The general circulation of the Earth's atmosphere and the global nature of the mean winds, in particular, has been an area of intense scientific scrutiny for centuries. Within the past few decades, satellite instruments have provided a new perspective on this topic with views of atmospheric motion over large areas of the globe not well sampled by more conventional techniques such as rawindsondes.

While geostationary satellites provide excellent coverage at low latitudes and polar orbiting instruments such as MODIS yield wind information near the poles, until recently, no single instrument routinely produces near-global, model independent, cloud-track winds. However, by utilizing multiple visible channel views and fast image matching algorithms to identify common features and determine the image disparities, the MISR instrument on NASA's Terra satellite has now collected 10 years of height-resolved, cloud-track winds using a single, consistent algorithm. The MISR cloud-track winds are reported on mesoscale domains of 70.4 km × 70.4 km and referenced to stereoscopically derived heights above the earth ellipsoid, which have a nominal vertical resolution of approximately 500 m. Importantly, the stereo height assignment and wind retrieval are largely insensitive to instrument calibration changes because the pattern matcher relies only on relative brightness values, rather than the absolute magnitude of the brightness.
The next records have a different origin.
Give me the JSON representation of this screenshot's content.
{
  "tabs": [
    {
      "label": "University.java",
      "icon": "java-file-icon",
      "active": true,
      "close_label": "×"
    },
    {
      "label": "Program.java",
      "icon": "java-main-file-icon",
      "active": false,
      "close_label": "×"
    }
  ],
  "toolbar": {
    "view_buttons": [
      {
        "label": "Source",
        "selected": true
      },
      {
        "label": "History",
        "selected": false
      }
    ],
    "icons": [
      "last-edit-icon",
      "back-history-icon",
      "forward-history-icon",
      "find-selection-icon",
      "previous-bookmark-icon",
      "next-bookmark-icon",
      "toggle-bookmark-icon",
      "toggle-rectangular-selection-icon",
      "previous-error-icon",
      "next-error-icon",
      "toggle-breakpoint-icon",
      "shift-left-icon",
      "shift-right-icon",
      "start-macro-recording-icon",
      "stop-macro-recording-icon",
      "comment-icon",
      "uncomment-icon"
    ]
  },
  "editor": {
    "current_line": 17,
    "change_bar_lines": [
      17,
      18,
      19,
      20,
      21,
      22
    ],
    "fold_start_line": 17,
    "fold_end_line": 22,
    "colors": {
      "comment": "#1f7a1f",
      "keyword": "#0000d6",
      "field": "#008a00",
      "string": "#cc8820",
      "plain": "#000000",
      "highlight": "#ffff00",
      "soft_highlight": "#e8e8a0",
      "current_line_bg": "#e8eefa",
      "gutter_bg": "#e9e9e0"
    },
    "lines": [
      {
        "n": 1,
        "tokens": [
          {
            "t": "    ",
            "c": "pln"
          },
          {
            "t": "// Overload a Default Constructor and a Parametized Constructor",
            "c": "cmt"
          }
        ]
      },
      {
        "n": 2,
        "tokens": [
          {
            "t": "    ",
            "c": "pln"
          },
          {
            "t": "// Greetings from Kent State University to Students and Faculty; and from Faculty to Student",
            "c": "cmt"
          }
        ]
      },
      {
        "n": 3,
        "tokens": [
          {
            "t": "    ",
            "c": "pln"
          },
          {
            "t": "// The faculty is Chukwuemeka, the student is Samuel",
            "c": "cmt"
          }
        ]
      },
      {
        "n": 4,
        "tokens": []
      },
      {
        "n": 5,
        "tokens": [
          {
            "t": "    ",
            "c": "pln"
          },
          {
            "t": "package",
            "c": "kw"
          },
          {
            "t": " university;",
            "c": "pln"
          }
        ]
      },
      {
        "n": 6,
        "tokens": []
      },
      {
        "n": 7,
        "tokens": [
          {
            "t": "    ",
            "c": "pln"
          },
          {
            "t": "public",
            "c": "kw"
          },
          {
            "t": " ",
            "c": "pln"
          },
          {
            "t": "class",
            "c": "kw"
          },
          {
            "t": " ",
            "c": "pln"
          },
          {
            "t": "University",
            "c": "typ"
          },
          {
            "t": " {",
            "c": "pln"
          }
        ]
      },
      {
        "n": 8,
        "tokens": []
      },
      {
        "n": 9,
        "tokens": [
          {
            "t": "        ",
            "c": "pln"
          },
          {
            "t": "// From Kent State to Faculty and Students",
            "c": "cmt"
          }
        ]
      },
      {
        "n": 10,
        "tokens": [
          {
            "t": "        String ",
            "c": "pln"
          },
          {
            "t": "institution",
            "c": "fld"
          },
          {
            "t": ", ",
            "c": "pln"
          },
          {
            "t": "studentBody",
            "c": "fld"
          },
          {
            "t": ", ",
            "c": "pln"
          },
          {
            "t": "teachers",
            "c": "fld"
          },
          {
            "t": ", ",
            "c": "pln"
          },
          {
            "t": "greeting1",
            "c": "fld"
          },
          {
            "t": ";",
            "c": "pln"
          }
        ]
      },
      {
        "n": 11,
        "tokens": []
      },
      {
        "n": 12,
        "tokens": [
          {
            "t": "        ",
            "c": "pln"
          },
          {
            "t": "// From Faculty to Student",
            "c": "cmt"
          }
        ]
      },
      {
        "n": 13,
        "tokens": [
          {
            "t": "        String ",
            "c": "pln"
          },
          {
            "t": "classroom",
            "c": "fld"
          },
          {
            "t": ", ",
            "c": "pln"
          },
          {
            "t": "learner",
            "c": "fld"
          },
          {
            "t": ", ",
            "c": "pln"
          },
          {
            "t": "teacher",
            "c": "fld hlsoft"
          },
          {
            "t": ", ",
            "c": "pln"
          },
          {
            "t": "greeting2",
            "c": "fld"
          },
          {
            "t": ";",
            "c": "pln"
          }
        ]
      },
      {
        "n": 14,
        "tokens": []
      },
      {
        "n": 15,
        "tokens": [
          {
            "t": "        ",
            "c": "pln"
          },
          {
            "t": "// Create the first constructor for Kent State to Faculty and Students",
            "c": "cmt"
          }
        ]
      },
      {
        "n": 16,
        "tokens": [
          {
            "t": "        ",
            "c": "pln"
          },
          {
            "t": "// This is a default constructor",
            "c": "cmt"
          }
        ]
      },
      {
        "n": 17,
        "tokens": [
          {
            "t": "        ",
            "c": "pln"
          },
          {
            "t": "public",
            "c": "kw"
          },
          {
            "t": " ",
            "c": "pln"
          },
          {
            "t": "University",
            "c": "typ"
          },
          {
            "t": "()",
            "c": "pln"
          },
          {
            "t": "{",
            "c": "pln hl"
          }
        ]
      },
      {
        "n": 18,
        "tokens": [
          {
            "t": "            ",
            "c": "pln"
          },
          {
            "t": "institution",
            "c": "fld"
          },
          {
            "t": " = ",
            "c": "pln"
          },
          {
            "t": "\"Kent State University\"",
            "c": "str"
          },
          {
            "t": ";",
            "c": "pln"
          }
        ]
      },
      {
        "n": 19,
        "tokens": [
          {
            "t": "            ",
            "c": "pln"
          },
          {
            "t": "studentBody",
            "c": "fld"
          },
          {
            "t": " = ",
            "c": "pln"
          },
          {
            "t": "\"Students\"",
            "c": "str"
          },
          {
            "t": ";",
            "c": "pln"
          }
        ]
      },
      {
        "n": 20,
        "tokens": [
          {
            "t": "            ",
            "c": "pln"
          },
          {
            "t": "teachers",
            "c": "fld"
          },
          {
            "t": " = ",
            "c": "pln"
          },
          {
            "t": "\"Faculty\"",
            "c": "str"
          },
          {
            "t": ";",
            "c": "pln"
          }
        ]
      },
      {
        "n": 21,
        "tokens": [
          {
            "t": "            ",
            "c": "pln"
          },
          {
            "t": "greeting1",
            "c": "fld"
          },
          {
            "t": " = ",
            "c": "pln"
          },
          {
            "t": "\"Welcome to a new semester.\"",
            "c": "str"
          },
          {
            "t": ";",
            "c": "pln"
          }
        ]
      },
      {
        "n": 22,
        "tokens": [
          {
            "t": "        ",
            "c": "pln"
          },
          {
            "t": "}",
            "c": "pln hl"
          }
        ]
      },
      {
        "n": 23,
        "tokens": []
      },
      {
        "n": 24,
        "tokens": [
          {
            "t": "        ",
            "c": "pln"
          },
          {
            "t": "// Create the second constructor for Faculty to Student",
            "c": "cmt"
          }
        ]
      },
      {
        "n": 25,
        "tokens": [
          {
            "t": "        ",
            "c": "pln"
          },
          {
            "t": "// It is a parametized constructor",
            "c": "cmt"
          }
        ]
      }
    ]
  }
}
Comparisons with other wind datasets suggest that the MISR cloud-track vector winds are of comparable quality to the geostationary cloud drift winds and scatterometer winds routinely assimilated into global forecast models, but the MISR winds extend from nearly pole-to-pole and provide height resolution not available from these other sensors. Because the global winds are driven primarily by the global (im)balance of heating, monitoring variations in the winds over 10 years promises to yield important insights into the processes related to the hydrologic cycle and transport of heat and water vapor. We will describe the MISR cloud-track wind product and 10-year dataset and show the influence of large-scale phenomena such as the Madden-Julian Oscillation (MJO) and the El Niņo Southern Oscillation (ENSO) on the winds observed by MISR.